Having students think about religion increases their political tolerance and ability to delay gratification, new research suggests.
The study’s conclusions call into question choice programs that tend to favor public charter schools over private schools.
The study, titled “Losing My Religion? The Impact of Spiritual Cues on Noncognitive Skills,” published in October 2016, concluded, “Although difficult to disentangle its impacts from confounding variables, research suggests that religiosity is a positive predictor of educational outcomes. … We find that religious cues increase students’ self-regulatory capacities, a predictor of educational attainment, and boost political tolerance. These findings provide preliminary evidence to suggest that religious-based education provides benefits that their secularized equivalents cannot fully emulate.”
Rice University researcher Daniel H. Bowen and University of Arkansas researcher Albert Cheng, the study’s authors, randomly assigned 180 secondary students at a public boarding school to an experimental task with religious, secularized, or neutral cues.
“With our study, we attempted to simulate a regular occurrence that takes place in religious schools: the presence of subtle religious cues,” Bowen told School Reform News. “Since students were randomly assigned to this religious cue treatment, regardless of personal religious beliefs or family background, our findings suggest that the benefits that religiously educated students experience can likely be attributed in some part to these religious schools.”
Encouraging ‘Grit and Diligence’
Cheng says test scores aren’t necessarily better at religious schools, but religious schools’ students are excelling in other areas.
“These kids aren’t smarter per se, but something is going on in these schools,” Cheng said. “It’s a possibility that these religious private schools aren’t teaching more content knowledge or teaching it better, but [they are] affecting kids in these other important dimensions: non-cognitive outcomes like grit and diligence. We wanted to see whether we could isolate the impacts that these unique types of schools might have.”
Bowen says the study is different from similar studies conducted in the past.
“Our study is unique in that we experimentally manipulated, through priming, high school students’ exposures to religious cues to examine their impacts on their willingness to delay gratification and exhibit political tolerance,” Bowen said. “While many studies have been conducted in this area before, it was the first, to our knowledge, to have examined the impacts on secondary school students. Additionally, other studies in this field typically base conclusions on correlations between educational outcomes, religiosity, character building, and delayed gratification. We administered our study in a laboratory to assess a causal relationship.”
Religious Schools ‘Support Good Behavior’
Joe McTighe, executive director of the Council for American Private Education, says religious schools provide benefits well beyond the teaching of facts and figures.
“Religious schools provide a comprehensive framework and worldview in which one’s life and behavior can be grounded,” McTighe said. “They reinforce the moral fabric of society, support good behavior, and inspire students to respect others. They develop character and instill an understanding that [while] on this Earth, we have been given this life for a reason.

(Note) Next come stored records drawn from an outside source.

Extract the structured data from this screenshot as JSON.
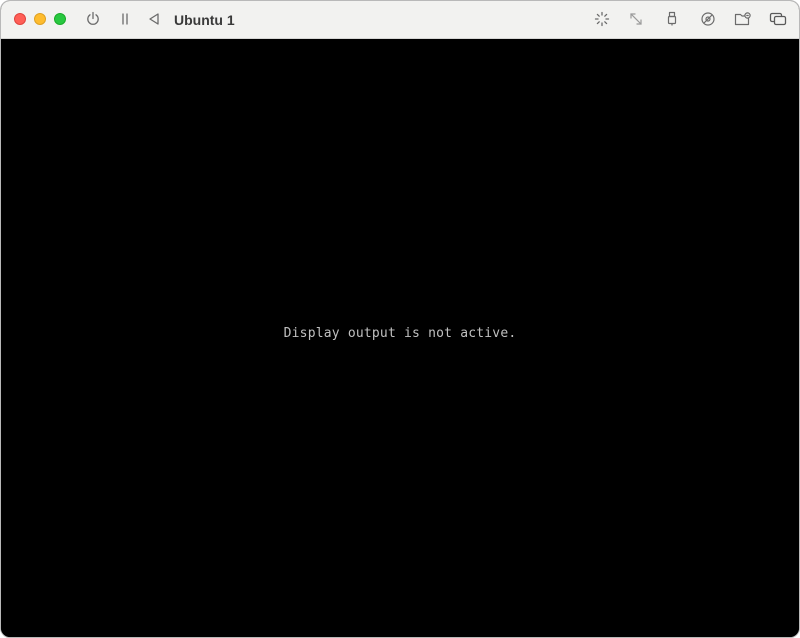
{
  "window": {
    "title": "Ubuntu 1"
  },
  "titlebar": {
    "left_controls": [
      {
        "name": "power-icon"
      },
      {
        "name": "pause-icon"
      },
      {
        "name": "back-icon"
      }
    ],
    "right_controls": [
      {
        "name": "brightness-icon"
      },
      {
        "name": "resize-arrows-icon"
      },
      {
        "name": "usb-icon"
      },
      {
        "name": "network-disc-icon"
      },
      {
        "name": "shared-folder-icon"
      },
      {
        "name": "display-windows-icon"
      }
    ]
  },
  "screen": {
    "message": "Display output is not active.",
    "background": "#000000",
    "text_color": "#c0c0c0"
  },
  "colors": {
    "close": "#ff5f57",
    "minimize": "#febc2e",
    "zoom": "#28c840",
    "titlebar": "#f2f2f0"
  }
}
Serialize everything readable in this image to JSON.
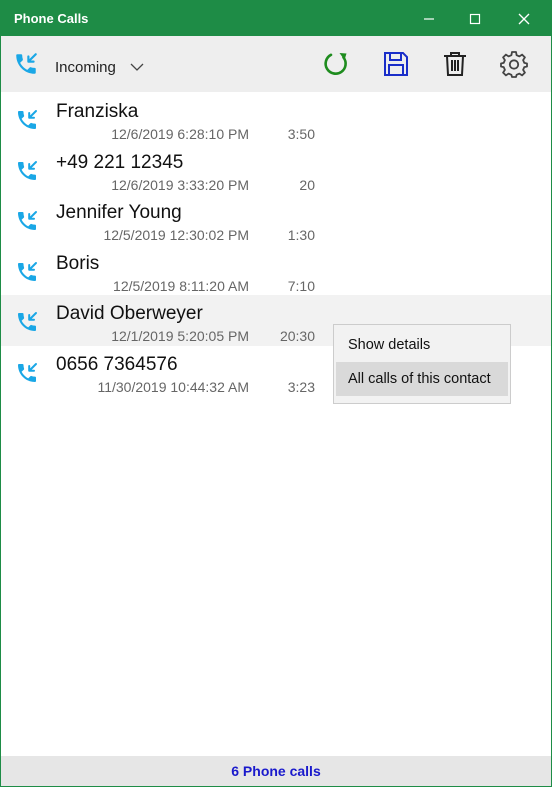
{
  "window": {
    "title": "Phone Calls"
  },
  "toolbar": {
    "filter_label": "Incoming"
  },
  "calls": [
    {
      "name": "Franziska",
      "datetime": "12/6/2019 6:28:10 PM",
      "duration": "3:50"
    },
    {
      "name": "+49 221 12345",
      "datetime": "12/6/2019 3:33:20 PM",
      "duration": "20"
    },
    {
      "name": "Jennifer Young",
      "datetime": "12/5/2019 12:30:02 PM",
      "duration": "1:30"
    },
    {
      "name": "Boris",
      "datetime": "12/5/2019 8:11:20 AM",
      "duration": "7:10"
    },
    {
      "name": "David Oberweyer",
      "datetime": "12/1/2019 5:20:05 PM",
      "duration": "20:30"
    },
    {
      "name": "0656 7364576",
      "datetime": "11/30/2019 10:44:32 AM",
      "duration": "3:23"
    }
  ],
  "context_menu": {
    "items": [
      "Show details",
      "All calls of this contact"
    ]
  },
  "status": {
    "text": "6 Phone calls"
  },
  "colors": {
    "accent_green": "#1e8c46",
    "call_icon": "#1aa7e6",
    "save_icon": "#1a2ec9",
    "status_text": "#1a1acc"
  },
  "icons": {
    "call": "incoming-call-icon",
    "refresh": "refresh-icon",
    "save": "save-icon",
    "delete": "trash-icon",
    "settings": "gear-icon"
  }
}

“The experiment seems to reinforce the common-sense notion that replacing religious schools with charter schools carries consequences,” McTighe said. “Religious schools can establish a particular type of culture and identity that charter schools cannot. The faith and religious teachings that inform those schools, and that help students tackle central questions about life’s meaning and purpose, are simply off-limits in charter schools.”
Continuing the Research
Bowen says there’s more research to be done on this subject.
“An inherent limitation to conducting studies in the lab is that although we can be more confident in our conclusion that religious cues cause improvements in students’ abilities to defer gratification and exhibit tolerance, we’re less certain that these results can be extrapolated to other settings,” Bowen said. “Additional studies are needed to determine the generalizability of our findings.”
Ashley Bateman (firstname.lastname@example.org) writes from Alexandria, Virginia.
Daniel H. Bowen and Albert Cheng, “Losing My Religion? The Impact of Spiritual Cues on Noncognitive Skills,” Journal of Catholic Education, October 2016: https://www.heartland.org/publications-resources/publications/losing-my-religion-the-impact-of-spiritual-cues-on-noncognitive-skills